- **WHAT IS NEEDED**
Return the records below exactly, leaving nothing out.

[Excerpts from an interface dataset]
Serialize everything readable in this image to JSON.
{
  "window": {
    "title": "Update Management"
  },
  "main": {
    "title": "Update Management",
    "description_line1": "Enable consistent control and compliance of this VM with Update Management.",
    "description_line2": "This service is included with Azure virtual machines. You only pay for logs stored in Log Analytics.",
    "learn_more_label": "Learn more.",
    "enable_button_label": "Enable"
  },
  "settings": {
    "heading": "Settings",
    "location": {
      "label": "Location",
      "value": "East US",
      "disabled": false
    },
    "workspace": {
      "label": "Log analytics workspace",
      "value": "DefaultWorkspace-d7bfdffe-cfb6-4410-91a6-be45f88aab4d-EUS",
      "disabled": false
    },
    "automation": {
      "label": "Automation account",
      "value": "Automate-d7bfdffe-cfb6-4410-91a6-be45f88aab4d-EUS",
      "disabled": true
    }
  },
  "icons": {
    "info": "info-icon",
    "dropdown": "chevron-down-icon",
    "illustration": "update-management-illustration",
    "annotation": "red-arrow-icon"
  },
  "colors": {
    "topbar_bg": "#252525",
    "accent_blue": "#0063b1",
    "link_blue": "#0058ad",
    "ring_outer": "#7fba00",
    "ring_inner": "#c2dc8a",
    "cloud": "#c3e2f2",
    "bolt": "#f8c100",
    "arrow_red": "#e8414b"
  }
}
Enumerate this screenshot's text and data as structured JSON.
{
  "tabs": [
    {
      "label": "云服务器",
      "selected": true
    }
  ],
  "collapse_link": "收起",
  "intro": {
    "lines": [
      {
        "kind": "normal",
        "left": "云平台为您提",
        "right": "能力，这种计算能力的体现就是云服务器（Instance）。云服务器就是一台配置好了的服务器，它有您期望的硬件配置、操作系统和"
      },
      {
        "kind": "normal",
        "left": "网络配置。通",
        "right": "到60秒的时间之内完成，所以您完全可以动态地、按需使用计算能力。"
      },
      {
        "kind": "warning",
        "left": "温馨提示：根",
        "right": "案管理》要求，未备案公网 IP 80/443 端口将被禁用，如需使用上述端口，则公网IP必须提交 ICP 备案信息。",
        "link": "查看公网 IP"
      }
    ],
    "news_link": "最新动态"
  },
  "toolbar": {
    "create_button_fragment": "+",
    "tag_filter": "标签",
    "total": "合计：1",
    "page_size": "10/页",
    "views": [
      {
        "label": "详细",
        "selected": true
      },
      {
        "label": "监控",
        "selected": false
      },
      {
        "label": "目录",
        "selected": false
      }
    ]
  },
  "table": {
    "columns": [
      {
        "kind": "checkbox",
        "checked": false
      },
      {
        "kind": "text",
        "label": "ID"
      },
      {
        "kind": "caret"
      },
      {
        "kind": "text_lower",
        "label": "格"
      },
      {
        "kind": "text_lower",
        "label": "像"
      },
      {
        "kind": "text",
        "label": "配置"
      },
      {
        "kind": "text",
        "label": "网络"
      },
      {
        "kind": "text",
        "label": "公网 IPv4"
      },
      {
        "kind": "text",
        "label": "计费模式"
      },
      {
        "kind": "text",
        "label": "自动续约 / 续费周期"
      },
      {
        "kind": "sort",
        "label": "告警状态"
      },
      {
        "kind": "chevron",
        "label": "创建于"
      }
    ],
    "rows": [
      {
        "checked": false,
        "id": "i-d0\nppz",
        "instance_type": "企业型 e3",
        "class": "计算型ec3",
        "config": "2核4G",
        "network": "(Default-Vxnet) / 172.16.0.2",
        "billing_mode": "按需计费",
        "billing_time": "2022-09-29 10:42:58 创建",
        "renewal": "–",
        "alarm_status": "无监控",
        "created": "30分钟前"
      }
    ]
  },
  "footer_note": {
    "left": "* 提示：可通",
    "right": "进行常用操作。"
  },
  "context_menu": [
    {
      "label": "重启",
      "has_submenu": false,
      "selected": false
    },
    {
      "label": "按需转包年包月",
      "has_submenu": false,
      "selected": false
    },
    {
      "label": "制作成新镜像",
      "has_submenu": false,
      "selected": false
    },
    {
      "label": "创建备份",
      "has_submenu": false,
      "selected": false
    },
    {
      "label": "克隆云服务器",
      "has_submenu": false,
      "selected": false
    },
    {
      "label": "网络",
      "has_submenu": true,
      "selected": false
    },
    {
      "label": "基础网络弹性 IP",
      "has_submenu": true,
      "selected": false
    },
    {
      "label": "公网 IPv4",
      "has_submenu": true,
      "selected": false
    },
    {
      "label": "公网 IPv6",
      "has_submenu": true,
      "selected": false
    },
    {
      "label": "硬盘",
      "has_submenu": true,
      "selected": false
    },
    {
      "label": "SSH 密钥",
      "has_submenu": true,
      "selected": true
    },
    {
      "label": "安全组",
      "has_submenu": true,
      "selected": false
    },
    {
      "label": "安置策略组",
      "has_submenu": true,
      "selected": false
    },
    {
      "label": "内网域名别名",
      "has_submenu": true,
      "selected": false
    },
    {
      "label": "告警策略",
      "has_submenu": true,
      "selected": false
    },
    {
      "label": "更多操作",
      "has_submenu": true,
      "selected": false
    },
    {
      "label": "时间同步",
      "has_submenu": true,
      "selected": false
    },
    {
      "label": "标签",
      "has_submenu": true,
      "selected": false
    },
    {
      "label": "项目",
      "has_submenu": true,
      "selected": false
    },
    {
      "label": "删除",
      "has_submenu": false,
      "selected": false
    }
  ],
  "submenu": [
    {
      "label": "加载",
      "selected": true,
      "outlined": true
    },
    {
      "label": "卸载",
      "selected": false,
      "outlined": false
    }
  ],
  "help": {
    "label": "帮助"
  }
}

- **RESPONSE AREA**
Serialize everything readable in this image to JSON.
{
  "window": {
    "title": "Update Management"
  },
  "main": {
    "title": "Update Management",
    "description_line1": "Enable consistent control and compliance of this VM with Update Management.",
    "description_line2": "This service is included with Azure virtual machines. You only pay for logs stored in Log Analytics.",
    "learn_more_label": "Learn more.",
    "enable_button_label": "Enable"
  },
  "settings": {
    "heading": "Settings",
    "location": {
      "label": "Location",
      "value": "East US",
      "disabled": false
    },
    "workspace": {
      "label": "Log analytics workspace",
      "value": "DefaultWorkspace-d7bfdffe-cfb6-4410-91a6-be45f88aab4d-EUS",
      "disabled": false
    },
    "automation": {
      "label": "Automation account",
      "value": "Automate-d7bfdffe-cfb6-4410-91a6-be45f88aab4d-EUS",
      "disabled": true
    }
  },
  "icons": {
    "info": "info-icon",
    "dropdown": "chevron-down-icon",
    "illustration": "update-management-illustration",
    "annotation": "red-arrow-icon"
  },
  "colors": {
    "topbar_bg": "#252525",
    "accent_blue": "#0063b1",
    "link_blue": "#0058ad",
    "ring_outer": "#7fba00",
    "ring_inner": "#c2dc8a",
    "cloud": "#c3e2f2",
    "bolt": "#f8c100",
    "arrow_red": "#e8414b"
  }
}
Enumerate this screenshot's text and data as structured JSON.
{
  "tabs": [
    {
      "label": "云服务器",
      "selected": true
    }
  ],
  "collapse_link": "收起",
  "intro": {
    "lines": [
      {
        "kind": "normal",
        "left": "云平台为您提",
        "right": "能力，这种计算能力的体现就是云服务器（Instance）。云服务器就是一台配置好了的服务器，它有您期望的硬件配置、操作系统和"
      },
      {
        "kind": "normal",
        "left": "网络配置。通",
        "right": "到60秒的时间之内完成，所以您完全可以动态地、按需使用计算能力。"
      },
      {
        "kind": "warning",
        "left": "温馨提示：根",
        "right": "案管理》要求，未备案公网 IP 80/443 端口将被禁用，如需使用上述端口，则公网IP必须提交 ICP 备案信息。",
        "link": "查看公网 IP"
      }
    ],
    "news_link": "最新动态"
  },
  "toolbar": {
    "create_button_fragment": "+",
    "tag_filter": "标签",
    "total": "合计：1",
    "page_size": "10/页",
    "views": [
      {
        "label": "详细",
        "selected": true
      },
      {
        "label": "监控",
        "selected": false
      },
      {
        "label": "目录",
        "selected": false
      }
    ]
  },
  "table": {
    "columns": [
      {
        "kind": "checkbox",
        "checked": false
      },
      {
        "kind": "text",
        "label": "ID"
      },
      {
        "kind": "caret"
      },
      {
        "kind": "text_lower",
        "label": "格"
      },
      {
        "kind": "text_lower",
        "label": "像"
      },
      {
        "kind": "text",
        "label": "配置"
      },
      {
        "kind": "text",
        "label": "网络"
      },
      {
        "kind": "text",
        "label": "公网 IPv4"
      },
      {
        "kind": "text",
        "label": "计费模式"
      },
      {
        "kind": "text",
        "label": "自动续约 / 续费周期"
      },
      {
        "kind": "sort",
        "label": "告警状态"
      },
      {
        "kind": "chevron",
        "label": "创建于"
      }
    ],
    "rows": [
      {
        "checked": false,
        "id": "i-d0\nppz",
        "instance_type": "企业型 e3",
        "class": "计算型ec3",
        "config": "2核4G",
        "network": "(Default-Vxnet) / 172.16.0.2",
        "billing_mode": "按需计费",
        "billing_time": "2022-09-29 10:42:58 创建",
        "renewal": "–",
        "alarm_status": "无监控",
        "created": "30分钟前"
      }
    ]
  },
  "footer_note": {
    "left": "* 提示：可通",
    "right": "进行常用操作。"
  },
  "context_menu": [
    {
      "label": "重启",
      "has_submenu": false,
      "selected": false
    },
    {
      "label": "按需转包年包月",
      "has_submenu": false,
      "selected": false
    },
    {
      "label": "制作成新镜像",
      "has_submenu": false,
      "selected": false
    },
    {
      "label": "创建备份",
      "has_submenu": false,
      "selected": false
    },
    {
      "label": "克隆云服务器",
      "has_submenu": false,
      "selected": false
    },
    {
      "label": "网络",
      "has_submenu": true,
      "selected": false
    },
    {
      "label": "基础网络弹性 IP",
      "has_submenu": true,
      "selected": false
    },
    {
      "label": "公网 IPv4",
      "has_submenu": true,
      "selected": false
    },
    {
      "label": "公网 IPv6",
      "has_submenu": true,
      "selected": false
    },
    {
      "label": "硬盘",
      "has_submenu": true,
      "selected": false
    },
    {
      "label": "SSH 密钥",
      "has_submenu": true,
      "selected": true
    },
    {
      "label": "安全组",
      "has_submenu": true,
      "selected": false
    },
    {
      "label": "安置策略组",
      "has_submenu": true,
      "selected": false
    },
    {
      "label": "内网域名别名",
      "has_submenu": true,
      "selected": false
    },
    {
      "label": "告警策略",
      "has_submenu": true,
      "selected": false
    },
    {
      "label": "更多操作",
      "has_submenu": true,
      "selected": false
    },
    {
      "label": "时间同步",
      "has_submenu": true,
      "selected": false
    },
    {
      "label": "标签",
      "has_submenu": true,
      "selected": false
    },
    {
      "label": "项目",
      "has_submenu": true,
      "selected": false
    },
    {
      "label": "删除",
      "has_submenu": false,
      "selected": false
    }
  ],
  "submenu": [
    {
      "label": "加载",
      "selected": true,
      "outlined": true
    },
    {
      "label": "卸载",
      "selected": false,
      "outlined": false
    }
  ],
  "help": {
    "label": "帮助"
  }
}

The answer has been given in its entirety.